The Cerebral Palsy Research Network (CPRN) Registry forms went into production at the lead registry site — Nationwide Children’s Hospital (NCH) – this week. NCH’s Cerebral Palsy Program Director and CPRN executive committee member Dr. Garey Noritz used the forms when seeing patients in clinic on Monday, April 25, 2016. “I would say this went fairly smoothly,” said Dr. Noritz. “I found it straightforward to use this flowsheet as part of my regular clinical interview with patients, and it did not make my visit any longer.”

The CPRN Registry forms, which are built into the Epic electronic medical record (EMR) system, represent a breakthrough in disease registry data collection. Most clinical registries are populated by clinical research assistants that “abstract” or interpret the data from the patient’s medical record and transcribe it into another form which takes time and resources and can be error prone because of the duplicate data entry. The CPRN Registry forms are built directly into the EMR for use by the providers that treat people with cerebral palsy. These built-in forms will eliminate duplicate data entry, additional personnel expense and reduce errors by leveraging the domain knowledge of the provider. Registry data will also be more current because the information is captured at the time of treatment rather than entered into the registry after the patient visit or intervention.

The CPRN Registry forms will be used at NCH for the next few months before being rolled out at other sites but this milestone is a critical proof point for the CPRN Common Data Model which defines the data that is to be collected for the registry.

CPRN Expands Patient Engagement to Include Adults with Cerebral Palsy

The Cerebral Palsy Research Network (CPRN) has invited adults with cerebral palsy and caregivers of adults to join an adult registry study panel. The panel will partner with clinicians and providers who have led the creation of adult registry elements for the CPRN Registry. The panel will help determine study questions that are most important to adults with CP and have an opportunity to participate in the research process. The CPRN Adult Registry group is co-led by Mary Gannotti, PT Ph.D. and Debbie Thorpe, PT Ph.D. and includes providers from a wide range of disciplines who treat adults with (or children or both) CP. The adult registry study panel will be organized by Michele Shusterman of CP Now Foundation and CP Daily Living in her role as the Patient Engagement Leader on the CPRN leadership team. The panel members will represent a group of people with CP with diversity among age, race, gross motor function, and cognitive abilities.

CPRN plans to invite a similar panel to participate in the CPRN Registry efforts for children. Both groups will be extended opportunities to influence the overall research agenda for CPRN at a future planning meeting.
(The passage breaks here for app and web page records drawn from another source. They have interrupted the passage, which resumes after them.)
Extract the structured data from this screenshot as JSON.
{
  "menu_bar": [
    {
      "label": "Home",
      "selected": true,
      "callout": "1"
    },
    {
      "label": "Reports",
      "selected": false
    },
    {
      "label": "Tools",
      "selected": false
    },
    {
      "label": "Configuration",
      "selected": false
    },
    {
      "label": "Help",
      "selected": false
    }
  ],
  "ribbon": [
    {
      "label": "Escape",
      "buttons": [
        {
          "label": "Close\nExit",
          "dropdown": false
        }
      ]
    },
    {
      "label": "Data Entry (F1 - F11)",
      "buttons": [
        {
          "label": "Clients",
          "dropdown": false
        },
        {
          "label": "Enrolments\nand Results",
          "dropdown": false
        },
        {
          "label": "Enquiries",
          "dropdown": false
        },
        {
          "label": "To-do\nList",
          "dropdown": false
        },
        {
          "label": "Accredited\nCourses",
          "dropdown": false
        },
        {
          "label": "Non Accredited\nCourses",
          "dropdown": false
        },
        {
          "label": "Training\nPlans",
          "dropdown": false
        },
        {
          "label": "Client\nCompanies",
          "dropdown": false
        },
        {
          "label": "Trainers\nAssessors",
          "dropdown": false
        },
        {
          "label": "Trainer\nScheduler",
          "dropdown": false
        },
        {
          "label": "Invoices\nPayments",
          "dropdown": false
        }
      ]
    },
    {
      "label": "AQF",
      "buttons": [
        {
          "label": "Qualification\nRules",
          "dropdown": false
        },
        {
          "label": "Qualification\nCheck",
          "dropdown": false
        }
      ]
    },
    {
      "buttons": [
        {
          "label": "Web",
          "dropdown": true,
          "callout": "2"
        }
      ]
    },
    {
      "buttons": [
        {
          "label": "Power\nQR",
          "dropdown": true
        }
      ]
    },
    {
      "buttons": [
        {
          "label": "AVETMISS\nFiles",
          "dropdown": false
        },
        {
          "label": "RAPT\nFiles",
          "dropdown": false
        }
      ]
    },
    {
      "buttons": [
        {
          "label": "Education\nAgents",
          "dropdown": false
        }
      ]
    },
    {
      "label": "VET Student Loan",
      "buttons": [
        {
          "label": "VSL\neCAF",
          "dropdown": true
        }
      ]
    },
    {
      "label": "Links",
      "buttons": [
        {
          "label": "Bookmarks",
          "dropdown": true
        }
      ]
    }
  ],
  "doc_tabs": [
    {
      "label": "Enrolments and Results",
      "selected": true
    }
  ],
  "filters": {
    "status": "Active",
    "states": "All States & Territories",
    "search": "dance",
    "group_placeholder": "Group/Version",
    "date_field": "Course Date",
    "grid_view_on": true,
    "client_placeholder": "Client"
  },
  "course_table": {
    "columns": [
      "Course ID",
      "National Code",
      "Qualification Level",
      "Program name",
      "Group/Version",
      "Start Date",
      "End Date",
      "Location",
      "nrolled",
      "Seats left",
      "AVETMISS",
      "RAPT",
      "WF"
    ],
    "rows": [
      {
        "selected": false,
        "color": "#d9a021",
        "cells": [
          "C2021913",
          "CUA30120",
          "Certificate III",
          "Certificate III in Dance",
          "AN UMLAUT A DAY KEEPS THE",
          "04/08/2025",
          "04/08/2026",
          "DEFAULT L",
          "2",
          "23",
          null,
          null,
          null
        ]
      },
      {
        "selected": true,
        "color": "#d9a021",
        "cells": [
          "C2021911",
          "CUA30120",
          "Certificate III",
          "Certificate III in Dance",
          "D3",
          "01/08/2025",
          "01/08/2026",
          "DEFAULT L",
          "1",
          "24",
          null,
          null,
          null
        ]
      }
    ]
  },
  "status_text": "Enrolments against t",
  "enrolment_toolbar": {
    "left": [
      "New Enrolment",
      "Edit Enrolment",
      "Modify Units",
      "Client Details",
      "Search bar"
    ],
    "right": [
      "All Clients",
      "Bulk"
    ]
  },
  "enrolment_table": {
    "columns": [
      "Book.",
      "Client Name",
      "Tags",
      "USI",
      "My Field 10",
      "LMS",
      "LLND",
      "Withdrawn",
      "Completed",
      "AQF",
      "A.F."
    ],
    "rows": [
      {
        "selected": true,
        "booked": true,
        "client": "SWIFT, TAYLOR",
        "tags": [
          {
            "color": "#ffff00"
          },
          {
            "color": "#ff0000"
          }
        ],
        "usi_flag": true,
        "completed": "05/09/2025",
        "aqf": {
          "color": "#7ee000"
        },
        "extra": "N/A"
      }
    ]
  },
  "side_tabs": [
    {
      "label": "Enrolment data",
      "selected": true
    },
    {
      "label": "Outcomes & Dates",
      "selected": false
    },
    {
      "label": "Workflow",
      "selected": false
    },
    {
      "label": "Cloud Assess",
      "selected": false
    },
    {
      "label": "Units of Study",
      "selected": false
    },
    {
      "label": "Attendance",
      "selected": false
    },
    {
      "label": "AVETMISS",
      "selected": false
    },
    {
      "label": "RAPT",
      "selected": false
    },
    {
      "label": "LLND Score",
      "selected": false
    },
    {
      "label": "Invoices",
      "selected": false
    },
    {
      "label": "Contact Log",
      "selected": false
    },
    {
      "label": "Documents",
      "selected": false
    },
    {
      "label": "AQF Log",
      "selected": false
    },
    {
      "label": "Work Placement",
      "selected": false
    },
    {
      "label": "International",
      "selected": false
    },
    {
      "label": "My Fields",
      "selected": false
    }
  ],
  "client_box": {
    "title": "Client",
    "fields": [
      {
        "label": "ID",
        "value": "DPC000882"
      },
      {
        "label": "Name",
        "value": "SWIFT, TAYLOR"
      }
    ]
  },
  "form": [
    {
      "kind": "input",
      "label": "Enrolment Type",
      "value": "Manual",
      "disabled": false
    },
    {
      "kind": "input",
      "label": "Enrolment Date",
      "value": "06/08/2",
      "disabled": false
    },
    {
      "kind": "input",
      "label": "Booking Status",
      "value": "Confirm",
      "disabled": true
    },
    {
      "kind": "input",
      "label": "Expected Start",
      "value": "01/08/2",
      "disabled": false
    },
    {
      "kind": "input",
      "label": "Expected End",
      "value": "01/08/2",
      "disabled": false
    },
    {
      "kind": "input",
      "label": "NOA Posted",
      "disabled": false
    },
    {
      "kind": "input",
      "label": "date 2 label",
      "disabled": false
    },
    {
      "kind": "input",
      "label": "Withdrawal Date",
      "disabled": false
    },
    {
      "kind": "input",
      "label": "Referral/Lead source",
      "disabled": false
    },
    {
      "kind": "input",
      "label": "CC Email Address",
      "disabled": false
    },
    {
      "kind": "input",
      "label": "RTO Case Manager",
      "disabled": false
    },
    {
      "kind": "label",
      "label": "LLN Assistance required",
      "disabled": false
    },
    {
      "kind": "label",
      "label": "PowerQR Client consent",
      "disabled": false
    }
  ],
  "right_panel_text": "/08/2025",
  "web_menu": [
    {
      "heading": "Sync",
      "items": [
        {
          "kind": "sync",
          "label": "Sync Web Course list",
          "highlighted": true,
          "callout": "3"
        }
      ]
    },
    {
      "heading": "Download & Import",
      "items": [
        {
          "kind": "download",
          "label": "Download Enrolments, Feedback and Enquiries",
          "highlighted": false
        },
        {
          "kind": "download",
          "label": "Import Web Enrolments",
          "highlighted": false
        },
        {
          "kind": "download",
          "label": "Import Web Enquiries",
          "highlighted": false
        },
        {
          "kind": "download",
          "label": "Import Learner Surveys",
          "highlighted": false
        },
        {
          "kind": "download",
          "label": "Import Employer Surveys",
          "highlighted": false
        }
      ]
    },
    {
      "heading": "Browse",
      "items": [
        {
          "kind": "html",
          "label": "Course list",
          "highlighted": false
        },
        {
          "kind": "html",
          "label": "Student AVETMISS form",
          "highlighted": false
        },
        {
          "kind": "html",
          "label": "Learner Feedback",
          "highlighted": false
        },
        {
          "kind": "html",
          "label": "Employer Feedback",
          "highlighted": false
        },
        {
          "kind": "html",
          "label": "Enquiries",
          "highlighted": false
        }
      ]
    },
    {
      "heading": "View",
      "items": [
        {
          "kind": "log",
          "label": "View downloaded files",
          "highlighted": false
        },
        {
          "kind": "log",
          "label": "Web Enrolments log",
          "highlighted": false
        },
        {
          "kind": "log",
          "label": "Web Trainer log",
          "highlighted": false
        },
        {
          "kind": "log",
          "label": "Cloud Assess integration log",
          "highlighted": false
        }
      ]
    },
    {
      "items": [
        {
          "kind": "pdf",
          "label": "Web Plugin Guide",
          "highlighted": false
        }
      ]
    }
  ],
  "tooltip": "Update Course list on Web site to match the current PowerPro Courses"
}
The engagement of patient stakeholders in research has been demonstrated to enhance the impact of clinical research and is integral to the mission of CPRN.

CPRN Registry Protocol Submitted at Nationwide Children’s Hospital

The CPRN Registry Protocol, a formal description of the plans, purpose and data to be collected, safety and monitoring for the CPRN Registry research project, was submitted to the Nationwide Children’s Hospital (NCH) Institutional Review Board (IRB) today. The IRB’s role is to assure the protection of human subjects in research such that it is in accordance with all federal, institutional, and ethical guidelines. The submission of this protocol is a significant milestone in the progress of CPRN to launch a national cerebral palsy registry. It is significant for numerous reasons:

The IRB protocol approval is a required step to begin the collection of patient data for research;

  • Nationwide Children’s Hospital, as part of PEDSnet, enables us to take advantage of the Master Reciprocal IRB Reliance Agreement among PEDSnet institutions of which several are also part of CPRN including AI duPont Hospital, Boston Children’s Hospital, Children’s Hospital of Colorado, Cincinnati Children’s Hospital and Seattle Children’s Hospital;
  • Sites that are not part of PEDSnet can do a project specific reliance agreement;
  • Once the IRB protocol is approved, all other CPRN sites will be able to submit the CP registry protocol to their IRBs;
  • When CPRN seeks to expand its registry, other sites will be able to quickly gain IRB approval through the reliance mechanism.
  • The CPRN Registry IRB Protocol was submitted at Nationwide Children’s Hospital by Dr. Garey Noritz who is the Director of the Cerebral Palsy Program at NCH and one of the leaders of CPRN. The IRB Protocol can be found on the CPRN Resources page. CPRN appreciates the efforts of Dr. Noritz and Nationwide Children’s Hospital in launching the CPRN Registry.